The 2016 coming of Bass Coast rung in a new era of sound for the BC festival. This year the festival expanded once again by welcoming thousands of additional guests to the grounds in Merritt, BC. The festival has been cultivating its reputation as a hub for local and international DJs to flex their muscles for years now, and the 8th edition proved no different. On June 8th, 2016 hundreds of visual artists, musicians, and gold-bedizened attendees flocked to the idyllic festival grounds to be wrapped in a warm blanket of talent. With its perfectly curated lineup, commendable push for gender equality, and notably intimate feel Bass Coast is clearly not your average festival.
Throughout Bass Coast the four stages were constantly dressed in high-quality music. The Cantina Stage, the smallest of the stages, was the place to be for daytime grooves. It hosted a myriad of music with acts like Dubconscious bouncing dancehall beats on the eve of the festival, and the Night Vision showcase providing a much needed disco-and-house-powered tank refuel.
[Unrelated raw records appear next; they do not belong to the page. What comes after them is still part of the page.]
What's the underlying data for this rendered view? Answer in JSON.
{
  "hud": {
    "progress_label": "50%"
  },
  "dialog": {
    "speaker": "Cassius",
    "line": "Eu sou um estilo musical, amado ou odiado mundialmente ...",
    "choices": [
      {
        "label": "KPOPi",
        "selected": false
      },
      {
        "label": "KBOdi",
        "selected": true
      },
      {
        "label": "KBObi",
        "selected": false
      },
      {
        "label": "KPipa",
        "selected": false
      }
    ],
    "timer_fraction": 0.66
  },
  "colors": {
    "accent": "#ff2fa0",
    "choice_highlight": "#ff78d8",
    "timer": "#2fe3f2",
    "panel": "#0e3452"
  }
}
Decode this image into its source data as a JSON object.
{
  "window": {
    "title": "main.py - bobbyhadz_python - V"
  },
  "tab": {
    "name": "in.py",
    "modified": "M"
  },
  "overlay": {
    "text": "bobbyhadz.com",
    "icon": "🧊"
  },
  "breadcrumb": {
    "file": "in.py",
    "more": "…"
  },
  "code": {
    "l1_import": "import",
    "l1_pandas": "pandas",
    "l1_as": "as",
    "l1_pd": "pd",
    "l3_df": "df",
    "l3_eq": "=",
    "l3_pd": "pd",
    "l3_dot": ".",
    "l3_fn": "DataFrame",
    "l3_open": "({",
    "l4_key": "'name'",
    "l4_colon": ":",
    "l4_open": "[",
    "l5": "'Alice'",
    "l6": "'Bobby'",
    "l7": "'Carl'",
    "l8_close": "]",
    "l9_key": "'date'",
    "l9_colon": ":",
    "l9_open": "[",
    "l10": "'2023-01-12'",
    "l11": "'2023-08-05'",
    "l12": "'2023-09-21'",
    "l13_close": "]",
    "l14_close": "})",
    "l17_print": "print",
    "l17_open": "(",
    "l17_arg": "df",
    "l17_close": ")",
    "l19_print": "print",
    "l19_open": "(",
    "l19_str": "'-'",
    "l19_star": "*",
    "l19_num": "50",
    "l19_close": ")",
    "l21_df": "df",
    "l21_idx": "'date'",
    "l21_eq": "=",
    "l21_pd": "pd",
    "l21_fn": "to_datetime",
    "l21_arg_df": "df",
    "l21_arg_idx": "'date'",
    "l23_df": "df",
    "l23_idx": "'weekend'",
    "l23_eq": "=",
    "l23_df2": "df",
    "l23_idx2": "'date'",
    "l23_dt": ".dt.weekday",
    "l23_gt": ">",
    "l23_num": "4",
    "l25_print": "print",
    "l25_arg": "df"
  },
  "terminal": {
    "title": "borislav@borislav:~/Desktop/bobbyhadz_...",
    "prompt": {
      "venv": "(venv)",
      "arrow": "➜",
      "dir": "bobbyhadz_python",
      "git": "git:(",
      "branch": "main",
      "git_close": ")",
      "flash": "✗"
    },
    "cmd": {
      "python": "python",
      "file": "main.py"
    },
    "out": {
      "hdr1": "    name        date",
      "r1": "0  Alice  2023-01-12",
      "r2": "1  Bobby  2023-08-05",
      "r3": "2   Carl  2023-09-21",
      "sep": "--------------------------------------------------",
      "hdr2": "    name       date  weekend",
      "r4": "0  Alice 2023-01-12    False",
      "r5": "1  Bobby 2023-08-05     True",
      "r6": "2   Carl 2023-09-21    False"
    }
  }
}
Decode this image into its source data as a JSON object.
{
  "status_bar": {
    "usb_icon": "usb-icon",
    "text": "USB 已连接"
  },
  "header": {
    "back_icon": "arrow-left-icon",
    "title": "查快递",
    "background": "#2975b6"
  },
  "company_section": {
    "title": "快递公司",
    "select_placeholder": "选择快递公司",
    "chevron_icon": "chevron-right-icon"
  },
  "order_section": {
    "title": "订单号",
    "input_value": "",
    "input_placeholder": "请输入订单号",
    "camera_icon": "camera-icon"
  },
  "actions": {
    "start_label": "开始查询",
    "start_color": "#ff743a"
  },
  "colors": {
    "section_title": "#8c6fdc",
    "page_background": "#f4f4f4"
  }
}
In contrast, the mainstage shined brightest at night time. The stage held a massive wall of LED screens and complemented the music with additional performances from dancers, acrobats and more. The mainstage allowed for instrumentation which encouraged the sultry sounds of Humans, the funky funk of the Funk Hunters live show, and a dozen other unique acts. But without a doubt, the peak of the main stage’s insanity was during the annual set from one of Bass Coast’s beloved mothers, The Librarian. The Librarian slung a mind melting string of deep dubstep at the crowd while her emcee gracefully layered rap and hype overtop it.
On the other end of the festival grounds, the Slay Bay and Radio stages swapped Bass music and House music depending on the day. On Friday the Radio stage featured four hours of grooves from the Vancouver house collective, Pacific Rhythm, which rotated between head man Dj D.Dee and several other Vancouver DJs. That night was Bass night over in Slay Bay, with Machinedrum, and others, banging bass out of their midi pads. The following days the sounds switched and it was Bass at radio and House in the Slaybay. This movement of sounds across the festival’s time and space allowed genre entrenched ravers to feel at home at a different stage every night while sampling the wide range of production.
Music aside, Bass Coast represents a changing era in dance music by giving female artists and organizers some of the spotlight they deserve. Gender equality in Dance music has been swept under the rug for years, and a quick look at the proportion of female DJs performing at music festivals demonstrates that few major festivals care to remedy such a prolific issue. Fortunately, events like Bass Coast are clearly demonstrating that this inequality is unwarranted and that a strong (or at least equal) female presence is not only just, but serves to support the inclusive environment that dance music was built upon. Without headliners like Avalon Emerson, The Librarian, Octo Octa and more, Bass Coast would have missed out on some damn good music. For these reasons, ravers should be crossing their fingers that organizers worldwide follow Bass Coast’s lead and begin to book acts based solely on what really matters: sheer talent.
The aforementioned gender equality and display of local talent were just a couple of the things that helped to produce the undeniably intimate feel of the festival. Canadian production giants ‘PK sound’ adorned each stage so that one could embrace the distinct PK flavour of bass across the festival, and the small scale of the site guaranteed that the same smiling faces attendees saw yesterday would be there again today. Moreover, the music was constantly matching the feel of the environment: the disco and funk that kissed drained ravers in the morning flowed into dark techno in the nights, and the fast paced drum and bass in the nights morphed into downtempo bass during the rainy sunrises. Everything about Bass Coast catered to the mood so that the coasters could all feel most at home.
This festival is prudently shoving its foot in the door of the music festival world and is making waves by drawing in lovers and dancers instead of fame-obsessed partiers. Every year more Canadians will find their way to this magical place and leave with a few words ringing in their head: “Bass Coast. Every year.”